Game Competition Oral Presentation (OP) Award Criteria (10% of the comprehensive score) • Team introduction (10%) • Robot introduction (10%) • Answer a question (70%) • Presentation delivery (10%) • Eye contact • Loud enough • Clear • Spoke extemporaneously • Time used effectively • Etc.
2007 Exhibition Competition • Exhibition team member must introduce her/his role and accomplishments using a microphone to Judges & the public • They will have 4 minutes for the presentation and demonstration of the project. • After the demo, they will also answer a question from the Official and they will have 45 seconds to answer. • Wireless host computer control is allowed • Teams must bring all necessary materials such as music, display boards, easels, etc.
Recommended topics for Robofest 2007 Exhibitions: • Practical Household robots • Using data logging capabilities of robots • Robot pets • Robots for scientific experiments • Practical robotic applications • Robotics for Entrepreneur Business

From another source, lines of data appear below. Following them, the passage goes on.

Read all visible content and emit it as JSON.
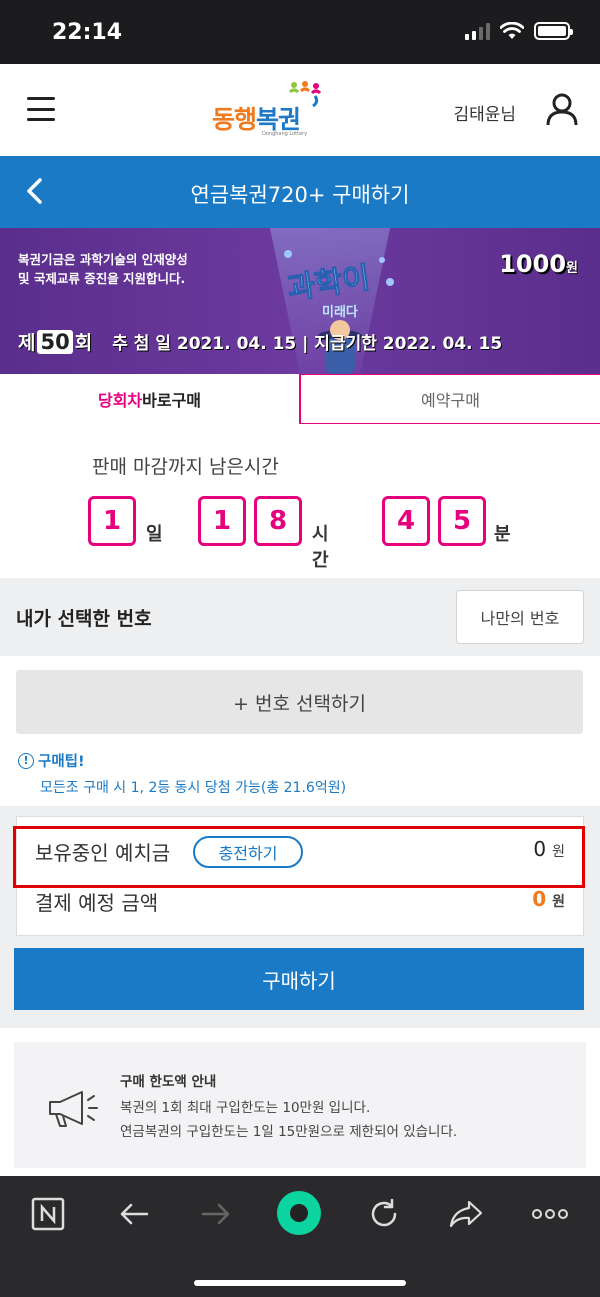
{
  "status_bar": {
    "time": "22:14"
  },
  "header": {
    "logo_text_a": "동행",
    "logo_text_b": "복권",
    "logo_sub": "Donghang Lottery",
    "username": "김태윤님"
  },
  "title_bar": {
    "title": "연금복권720+ 구매하기"
  },
  "banner": {
    "desc_line1": "복권기금은 과학기술의 인재양성",
    "desc_line2": "및 국제교류 증진을 지원합니다.",
    "price": "1000",
    "price_unit": "원",
    "round_prefix": "제",
    "round_number": "50",
    "round_suffix": "회",
    "draw_info": "추 첨 일 2021. 04. 15 | 지급기한 2022. 04. 15"
  },
  "tabs": {
    "current_highlight": "당회차",
    "current_rest": " 바로구매",
    "reserve": "예약구매"
  },
  "countdown": {
    "label": "판매 마감까지 남은시간",
    "day_digit": "1",
    "day_unit": "일",
    "hour_digit1": "1",
    "hour_digit2": "8",
    "hour_unit": "시간",
    "min_digit1": "4",
    "min_digit2": "5",
    "min_unit": "분"
  },
  "my_numbers": {
    "heading": "내가 선택한 번호",
    "mine_button": "나만의 번호",
    "select_button": "+ 번호 선택하기"
  },
  "tip": {
    "title": "구매팁!",
    "body": "모든조 구매 시 1, 2등 동시 당첨 가능(총 21.6억원)"
  },
  "payment": {
    "deposit_label": "보유중인 예치금",
    "charge_button": "충전하기",
    "deposit_amount": "0",
    "due_label": "결제 예정 금액",
    "due_amount": "0",
    "currency": "원",
    "buy_button": "구매하기"
  },
  "notice": {
    "title": "구매 한도액 안내",
    "line1": "복권의 1회 최대 구입한도는 10만원 입니다.",
    "line2": "연금복권의 구입한도는 1일 15만원으로 제한되어 있습니다."
  },
  "colors": {
    "brand_blue": "#1a7ac6",
    "accent_pink": "#e6007e",
    "amount_orange": "#f07a1e",
    "highlight_red": "#e00000"
  }
}
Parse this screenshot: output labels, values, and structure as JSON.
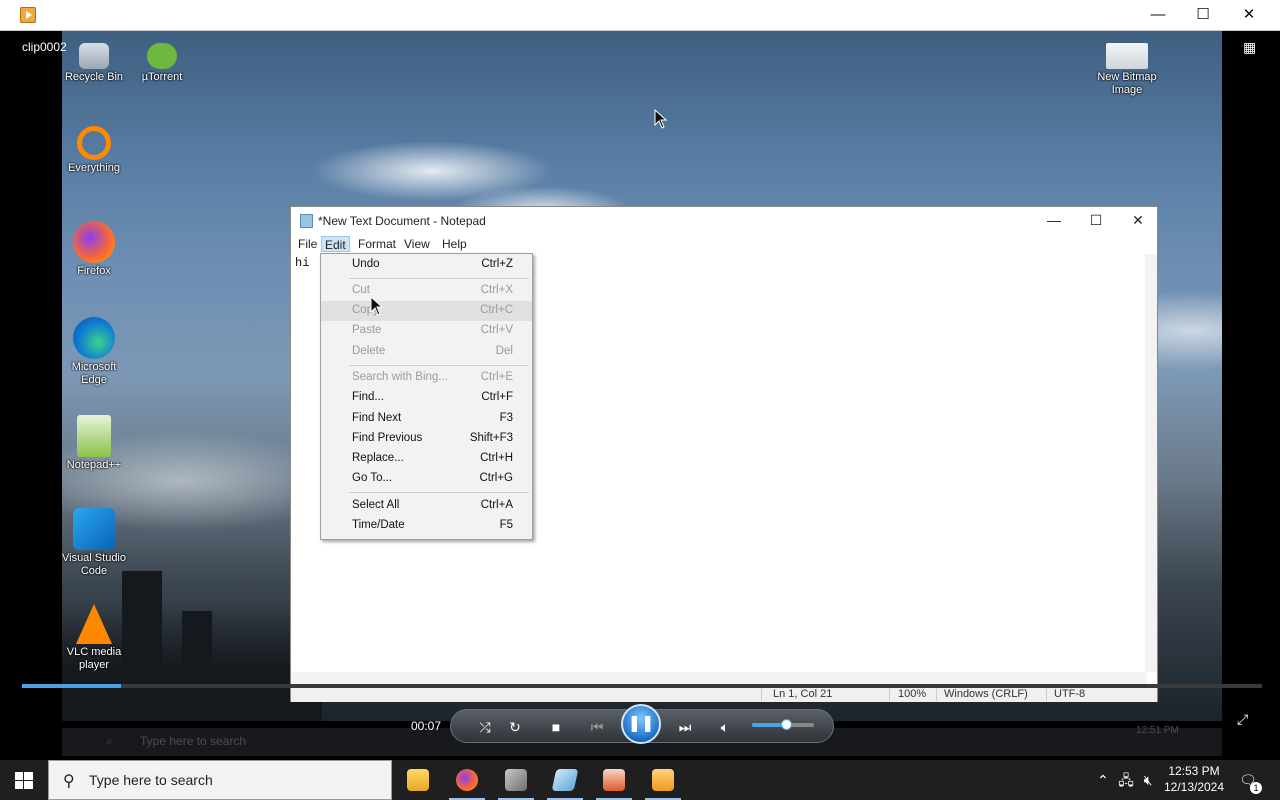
{
  "player": {
    "clip_name": "clip0002",
    "minimize": "—",
    "maximize": "☐",
    "close": "✕",
    "elapsed": "00:07",
    "progress": 0.08,
    "volume": 0.55
  },
  "desktop_icons": [
    {
      "label": "Recycle Bin",
      "icon": "recycle-bin-icon"
    },
    {
      "label": "µTorrent",
      "icon": "utorrent-icon"
    },
    {
      "label": "New Bitmap Image",
      "icon": "bitmap-image-icon"
    },
    {
      "label": "Everything",
      "icon": "everything-search-icon"
    },
    {
      "label": "Firefox",
      "icon": "firefox-icon"
    },
    {
      "label": "Microsoft Edge",
      "icon": "edge-icon"
    },
    {
      "label": "Notepad++",
      "icon": "notepadpp-icon"
    },
    {
      "label": "Visual Studio Code",
      "icon": "vscode-icon"
    },
    {
      "label": "VLC media player",
      "icon": "vlc-icon"
    }
  ],
  "notepad": {
    "title": "*New Text Document - Notepad",
    "menu": [
      "File",
      "Edit",
      "Format",
      "View",
      "Help"
    ],
    "content": "hi",
    "status": {
      "position": "Ln 1, Col 21",
      "zoom": "100%",
      "line_ending": "Windows (CRLF)",
      "encoding": "UTF-8"
    }
  },
  "edit_menu": [
    {
      "label": "Undo",
      "key": "Ctrl+Z",
      "enabled": true
    },
    {
      "label": "Cut",
      "key": "Ctrl+X",
      "enabled": false
    },
    {
      "label": "Copy",
      "key": "Ctrl+C",
      "enabled": false
    },
    {
      "label": "Paste",
      "key": "Ctrl+V",
      "enabled": false
    },
    {
      "label": "Delete",
      "key": "Del",
      "enabled": false
    },
    {
      "label": "Search with Bing...",
      "key": "Ctrl+E",
      "enabled": false
    },
    {
      "label": "Find...",
      "key": "Ctrl+F",
      "enabled": true
    },
    {
      "label": "Find Next",
      "key": "F3",
      "enabled": true
    },
    {
      "label": "Find Previous",
      "key": "Shift+F3",
      "enabled": true
    },
    {
      "label": "Replace...",
      "key": "Ctrl+H",
      "enabled": true
    },
    {
      "label": "Go To...",
      "key": "Ctrl+G",
      "enabled": true
    },
    {
      "label": "Select All",
      "key": "Ctrl+A",
      "enabled": true
    },
    {
      "label": "Time/Date",
      "key": "F5",
      "enabled": true
    }
  ],
  "video_taskbar": {
    "search_placeholder": "Type here to search",
    "time": "12:51 PM"
  },
  "taskbar": {
    "search_placeholder": "Type here to search",
    "time": "12:53 PM",
    "date": "12/13/2024",
    "notification_count": "1"
  },
  "colors": {
    "accent": "#4aa3e8",
    "taskbar": "#1f1f1f"
  }
}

Exhibition Judging Exhibition Judges (Working as a group) teamID Score comments _____ ____ ________ _____ ____ ________ _____ ____ ________ Judge’s awards Comprehensive Score is used to decide teams to advance 1 25% will win award trophies Judges Awards Score Keeper (in Excel)
Exhibition Competition Comprehensive Score is based on: • Public Demonstration Performance (reliability) -35% • Originality (creativity) - 25% • Team Public Presentation and Answer of Question - 10% • Source Code Inspection - 10% • Complexity and Number of Functions - 5% • Usefulness / Practicality - 5% • Entrepreneur ideas and mindset – 5% • New Technologies Used and Other Factors - 5%
VEX Pentathlon • Skeeball: to launch from a distance balls into the buckets for points. • 1600 Meter Dash: Robot runs 4 laps counter-clockwise around an oval track • Tug of War: This event would pit one robot against another in a tug of war. • Slam Dunk: To deliver softballs into 24” goal • Bottle bowling: The robot pushes pre-arranged bottles off of a field • Organized by Cranbrook Schools • Online registration required
Pilot Competition Categories for 2007 • RoboSumo • RoboFashionShow • Collegiate Challenge – Mini Urban Missions Special Competitions • Digital Video Editing and Production (after World Robofest) • Team Photo
RoboSumo • Junior Division: 30” ring, max weight 1kg (2.2lb) • Senior Division: 48” ring, max weight 2kg (4.4lb) • Detailed rules is available at www.robofest.net • Online registration required TechClubs.org by Computer Challenge